- WHAT IS EXPECTED: Copy each entry as it stands, leaving nothing out.

Dataset rows describing interfaces:
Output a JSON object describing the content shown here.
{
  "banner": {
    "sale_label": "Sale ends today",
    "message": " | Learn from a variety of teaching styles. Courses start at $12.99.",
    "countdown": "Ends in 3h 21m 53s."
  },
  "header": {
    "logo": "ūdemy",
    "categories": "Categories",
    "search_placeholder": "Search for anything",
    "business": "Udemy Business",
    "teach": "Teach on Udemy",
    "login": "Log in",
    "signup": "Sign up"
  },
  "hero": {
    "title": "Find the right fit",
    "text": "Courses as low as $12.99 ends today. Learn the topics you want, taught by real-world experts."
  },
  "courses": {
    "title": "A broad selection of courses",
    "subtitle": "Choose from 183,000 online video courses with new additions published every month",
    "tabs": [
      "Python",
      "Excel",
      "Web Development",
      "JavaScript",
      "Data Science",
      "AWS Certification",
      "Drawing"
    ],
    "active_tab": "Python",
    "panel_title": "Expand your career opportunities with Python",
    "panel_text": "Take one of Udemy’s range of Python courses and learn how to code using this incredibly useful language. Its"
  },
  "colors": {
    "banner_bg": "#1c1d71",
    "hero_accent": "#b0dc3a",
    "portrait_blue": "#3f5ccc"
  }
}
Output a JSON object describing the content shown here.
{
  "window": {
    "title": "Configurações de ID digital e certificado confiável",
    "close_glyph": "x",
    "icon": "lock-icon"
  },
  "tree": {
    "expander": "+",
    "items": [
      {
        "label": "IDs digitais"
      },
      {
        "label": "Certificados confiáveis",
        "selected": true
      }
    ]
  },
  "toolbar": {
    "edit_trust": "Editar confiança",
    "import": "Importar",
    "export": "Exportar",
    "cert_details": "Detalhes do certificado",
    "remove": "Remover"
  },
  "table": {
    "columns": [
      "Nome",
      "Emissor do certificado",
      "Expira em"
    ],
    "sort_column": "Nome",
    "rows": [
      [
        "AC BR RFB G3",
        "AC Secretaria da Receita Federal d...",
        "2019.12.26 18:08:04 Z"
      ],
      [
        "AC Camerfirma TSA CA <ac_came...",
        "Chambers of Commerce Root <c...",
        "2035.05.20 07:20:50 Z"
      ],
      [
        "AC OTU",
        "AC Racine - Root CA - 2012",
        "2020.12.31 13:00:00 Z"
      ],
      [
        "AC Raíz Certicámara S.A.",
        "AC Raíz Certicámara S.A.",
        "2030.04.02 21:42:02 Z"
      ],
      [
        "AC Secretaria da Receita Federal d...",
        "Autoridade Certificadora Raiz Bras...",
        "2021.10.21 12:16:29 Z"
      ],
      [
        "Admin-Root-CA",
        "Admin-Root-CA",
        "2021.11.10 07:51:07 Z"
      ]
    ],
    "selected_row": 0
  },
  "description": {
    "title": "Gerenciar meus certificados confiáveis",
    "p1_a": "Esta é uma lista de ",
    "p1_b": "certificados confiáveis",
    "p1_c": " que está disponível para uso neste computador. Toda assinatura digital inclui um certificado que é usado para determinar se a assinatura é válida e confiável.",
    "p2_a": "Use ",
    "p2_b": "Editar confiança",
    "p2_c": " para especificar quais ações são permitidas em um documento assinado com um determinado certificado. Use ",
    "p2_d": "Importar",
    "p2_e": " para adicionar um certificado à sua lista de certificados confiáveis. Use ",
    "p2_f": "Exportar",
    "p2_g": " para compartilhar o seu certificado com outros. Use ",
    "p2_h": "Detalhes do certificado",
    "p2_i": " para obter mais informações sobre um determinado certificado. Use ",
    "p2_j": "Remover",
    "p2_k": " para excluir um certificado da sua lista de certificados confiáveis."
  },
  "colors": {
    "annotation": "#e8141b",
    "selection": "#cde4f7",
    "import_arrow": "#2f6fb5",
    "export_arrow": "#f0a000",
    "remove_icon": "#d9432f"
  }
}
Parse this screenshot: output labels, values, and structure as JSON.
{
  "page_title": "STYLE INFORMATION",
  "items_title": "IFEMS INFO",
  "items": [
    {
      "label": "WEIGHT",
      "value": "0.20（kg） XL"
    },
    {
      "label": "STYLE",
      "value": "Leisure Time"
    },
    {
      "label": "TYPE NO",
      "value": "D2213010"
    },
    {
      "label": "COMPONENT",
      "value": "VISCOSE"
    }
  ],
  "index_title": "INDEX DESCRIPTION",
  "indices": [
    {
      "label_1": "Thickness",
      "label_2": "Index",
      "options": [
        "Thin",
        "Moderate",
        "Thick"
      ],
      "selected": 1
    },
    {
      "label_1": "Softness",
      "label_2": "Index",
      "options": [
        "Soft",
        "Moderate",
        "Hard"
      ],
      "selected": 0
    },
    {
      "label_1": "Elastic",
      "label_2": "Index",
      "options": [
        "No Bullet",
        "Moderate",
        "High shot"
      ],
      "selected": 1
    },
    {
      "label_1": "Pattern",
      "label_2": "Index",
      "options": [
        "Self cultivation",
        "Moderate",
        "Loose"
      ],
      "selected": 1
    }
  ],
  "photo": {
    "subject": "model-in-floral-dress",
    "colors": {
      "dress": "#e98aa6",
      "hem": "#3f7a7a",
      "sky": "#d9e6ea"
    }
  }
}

- OUTPUT OF THE EXERCISE:
Output a JSON object describing the content shown here.
{
  "banner": {
    "sale_label": "Sale ends today",
    "message": " | Learn from a variety of teaching styles. Courses start at $12.99.",
    "countdown": "Ends in 3h 21m 53s."
  },
  "header": {
    "logo": "ūdemy",
    "categories": "Categories",
    "search_placeholder": "Search for anything",
    "business": "Udemy Business",
    "teach": "Teach on Udemy",
    "login": "Log in",
    "signup": "Sign up"
  },
  "hero": {
    "title": "Find the right fit",
    "text": "Courses as low as $12.99 ends today. Learn the topics you want, taught by real-world experts."
  },
  "courses": {
    "title": "A broad selection of courses",
    "subtitle": "Choose from 183,000 online video courses with new additions published every month",
    "tabs": [
      "Python",
      "Excel",
      "Web Development",
      "JavaScript",
      "Data Science",
      "AWS Certification",
      "Drawing"
    ],
    "active_tab": "Python",
    "panel_title": "Expand your career opportunities with Python",
    "panel_text": "Take one of Udemy’s range of Python courses and learn how to code using this incredibly useful language. Its"
  },
  "colors": {
    "banner_bg": "#1c1d71",
    "hero_accent": "#b0dc3a",
    "portrait_blue": "#3f5ccc"
  }
}
Output a JSON object describing the content shown here.
{
  "window": {
    "title": "Configurações de ID digital e certificado confiável",
    "close_glyph": "x",
    "icon": "lock-icon"
  },
  "tree": {
    "expander": "+",
    "items": [
      {
        "label": "IDs digitais"
      },
      {
        "label": "Certificados confiáveis",
        "selected": true
      }
    ]
  },
  "toolbar": {
    "edit_trust": "Editar confiança",
    "import": "Importar",
    "export": "Exportar",
    "cert_details": "Detalhes do certificado",
    "remove": "Remover"
  },
  "table": {
    "columns": [
      "Nome",
      "Emissor do certificado",
      "Expira em"
    ],
    "sort_column": "Nome",
    "rows": [
      [
        "AC BR RFB G3",
        "AC Secretaria da Receita Federal d...",
        "2019.12.26 18:08:04 Z"
      ],
      [
        "AC Camerfirma TSA CA <ac_came...",
        "Chambers of Commerce Root <c...",
        "2035.05.20 07:20:50 Z"
      ],
      [
        "AC OTU",
        "AC Racine - Root CA - 2012",
        "2020.12.31 13:00:00 Z"
      ],
      [
        "AC Raíz Certicámara S.A.",
        "AC Raíz Certicámara S.A.",
        "2030.04.02 21:42:02 Z"
      ],
      [
        "AC Secretaria da Receita Federal d...",
        "Autoridade Certificadora Raiz Bras...",
        "2021.10.21 12:16:29 Z"
      ],
      [
        "Admin-Root-CA",
        "Admin-Root-CA",
        "2021.11.10 07:51:07 Z"
      ]
    ],
    "selected_row": 0
  },
  "description": {
    "title": "Gerenciar meus certificados confiáveis",
    "p1_a": "Esta é uma lista de ",
    "p1_b": "certificados confiáveis",
    "p1_c": " que está disponível para uso neste computador. Toda assinatura digital inclui um certificado que é usado para determinar se a assinatura é válida e confiável.",
    "p2_a": "Use ",
    "p2_b": "Editar confiança",
    "p2_c": " para especificar quais ações são permitidas em um documento assinado com um determinado certificado. Use ",
    "p2_d": "Importar",
    "p2_e": " para adicionar um certificado à sua lista de certificados confiáveis. Use ",
    "p2_f": "Exportar",
    "p2_g": " para compartilhar o seu certificado com outros. Use ",
    "p2_h": "Detalhes do certificado",
    "p2_i": " para obter mais informações sobre um determinado certificado. Use ",
    "p2_j": "Remover",
    "p2_k": " para excluir um certificado da sua lista de certificados confiáveis."
  },
  "colors": {
    "annotation": "#e8141b",
    "selection": "#cde4f7",
    "import_arrow": "#2f6fb5",
    "export_arrow": "#f0a000",
    "remove_icon": "#d9432f"
  }
}
Parse this screenshot: output labels, values, and structure as JSON.
{
  "page_title": "STYLE INFORMATION",
  "items_title": "IFEMS INFO",
  "items": [
    {
      "label": "WEIGHT",
      "value": "0.20（kg） XL"
    },
    {
      "label": "STYLE",
      "value": "Leisure Time"
    },
    {
      "label": "TYPE NO",
      "value": "D2213010"
    },
    {
      "label": "COMPONENT",
      "value": "VISCOSE"
    }
  ],
  "index_title": "INDEX DESCRIPTION",
  "indices": [
    {
      "label_1": "Thickness",
      "label_2": "Index",
      "options": [
        "Thin",
        "Moderate",
        "Thick"
      ],
      "selected": 1
    },
    {
      "label_1": "Softness",
      "label_2": "Index",
      "options": [
        "Soft",
        "Moderate",
        "Hard"
      ],
      "selected": 0
    },
    {
      "label_1": "Elastic",
      "label_2": "Index",
      "options": [
        "No Bullet",
        "Moderate",
        "High shot"
      ],
      "selected": 1
    },
    {
      "label_1": "Pattern",
      "label_2": "Index",
      "options": [
        "Self cultivation",
        "Moderate",
        "Loose"
      ],
      "selected": 1
    }
  ],
  "photo": {
    "subject": "model-in-floral-dress",
    "colors": {
      "dress": "#e98aa6",
      "hem": "#3f7a7a",
      "sky": "#d9e6ea"
    }
  }
}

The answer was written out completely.